Film a location and tourists will flock there, writes Graham Reid.
Hamad suddenly pulls us aside in the canyon between towering rock faces and says, "see", as he points to a gap in the path ahead.
"This is 'wow', right? Indiana Jones, yes?"
Well yes, it is wow and Indiana Jones because through the corridor of sheer stone we can see the breathtaking building carved from solid rock that appeared near the end of Indiana Jones and the Last Crusade.
But this is actually Petra in southern Jordan, one of the great archaeological sites of the world. Here the Nabateans repeatedly fended off the Roman Empire before falling to their superior might, and within this secluded place surrounded by mountains a city grew up over centuries and was eventually abandoned after earthquakes shook its foundations.
Petra all but disappeared until the early 19th century when Swiss explorer Johann Burkhardt befriended local Bedouins and learned the way into it through this narrow canyon. It is one of the must-see places on the planet and most visitors to Jordan have it as their No.
However for modern travellers, whose world view is often shaped by movies and television, it is recognisable as a film set.
We live in the country of Lord of the Rings and The Hobbit, and are not unaware of how these blockbusters have defined New Zealand tourism. The characters appear on our stamps and on the side of our national airline, and we are forever being bombarded with statistics about how these films have been good for tourism.
Movies and television can create destinations that we want to go to. And often it's not the travel shows that affect our decisions.
In the Twin Cities of Minneapolis-Saint Paul, people go to Nicollet Mall and mimic the statue of Mary Tyler Moore throwing her beret in the air; in New York City there are tours of sites in The Sopranos; and Dan Brown's Da Vinci Code was the best thing that ever happened to the curious Rosslyn Chapel, just outside Edinburgh.
It's done such a booming trade since the book and movie that they've been able to undertake long-overdue restorations.
The Hawaiian island of Kaua'i has been used for so many movies it has 4x4 tours so you can stand at the gate of Jurassic Park, and where Elvis got married at the end of Blue Hawaii.
Of course we should always visit important places and tourist traps because that have great cultural significance or are just "very cool", but even traditional sites come with movie references: Monument Valley (John Ford Westerns), the Eiffel Tower (A View to a Kill), the Petronas Towers in Singapore (Entrapment), the Burj Khalifa in Dubai (Mission Impossible IV: Ghost Protocol), Mt Fuji (The Last Samurai with Mt Taranaki doing an excellent stand-in job for Fuji) and the Empire State Building (choose your King Kong).

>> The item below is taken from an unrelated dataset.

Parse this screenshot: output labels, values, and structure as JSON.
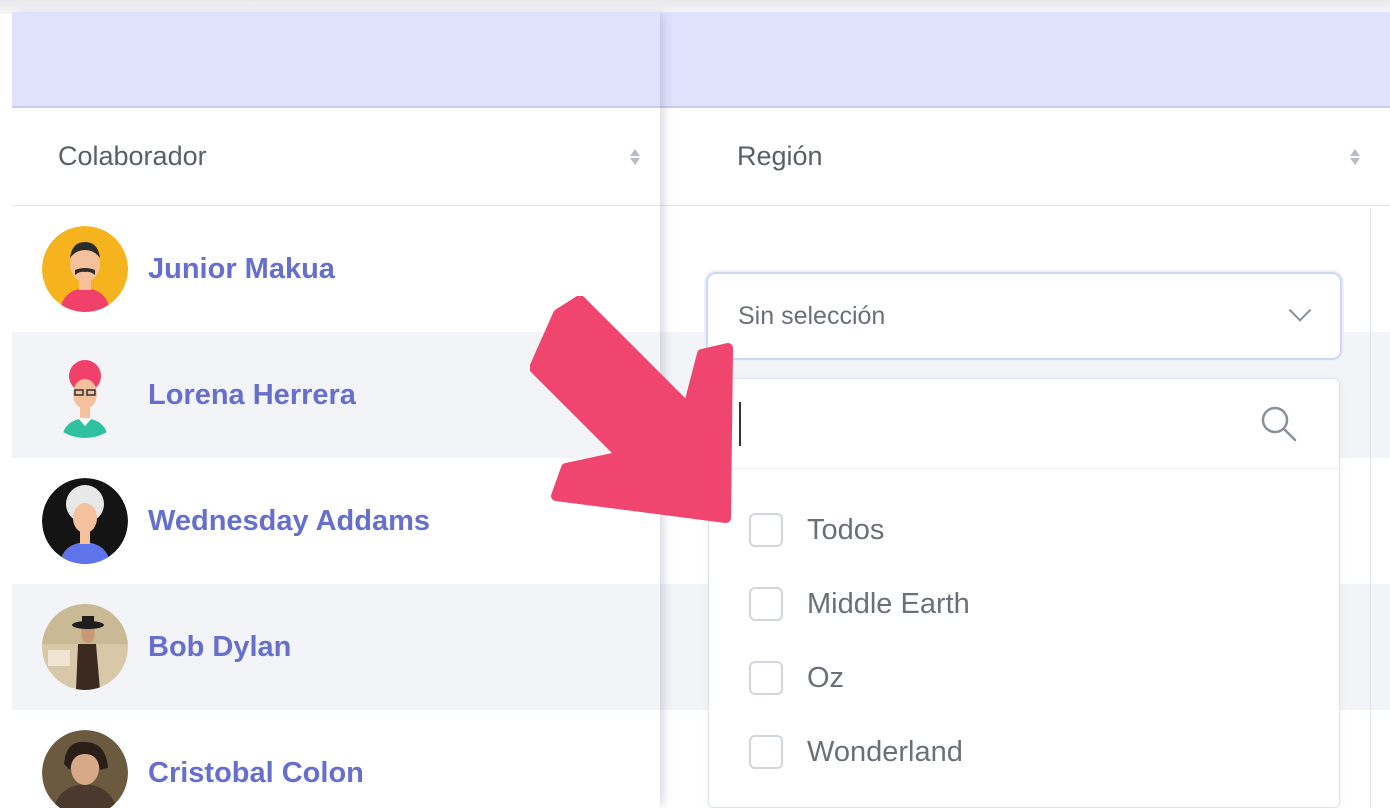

And how many people would have known about abandoned Hashima Island near Japan if it hadn't been for the latest Bond flick Skyfall? (Although it wasn't the real Hashima and was located near Macau for dramatic effect.)
So is it Brideshead or Castle Howard, Downton Abbey or Highclere Castle, Hogwarts or Alnwick Castle? Films and television have added another dimension to tourism and travelling: people want to visit the set of Coronation Street because it has been a real place for them all their lives.
One afternoon in Hastings, on England's southeast coast, a woman pointed to the door of a corner house and said: "See that? That's where they film Foyle's War. He comes out that."
I'd never seen that television programme, and still haven't. But I've got a photo of the door.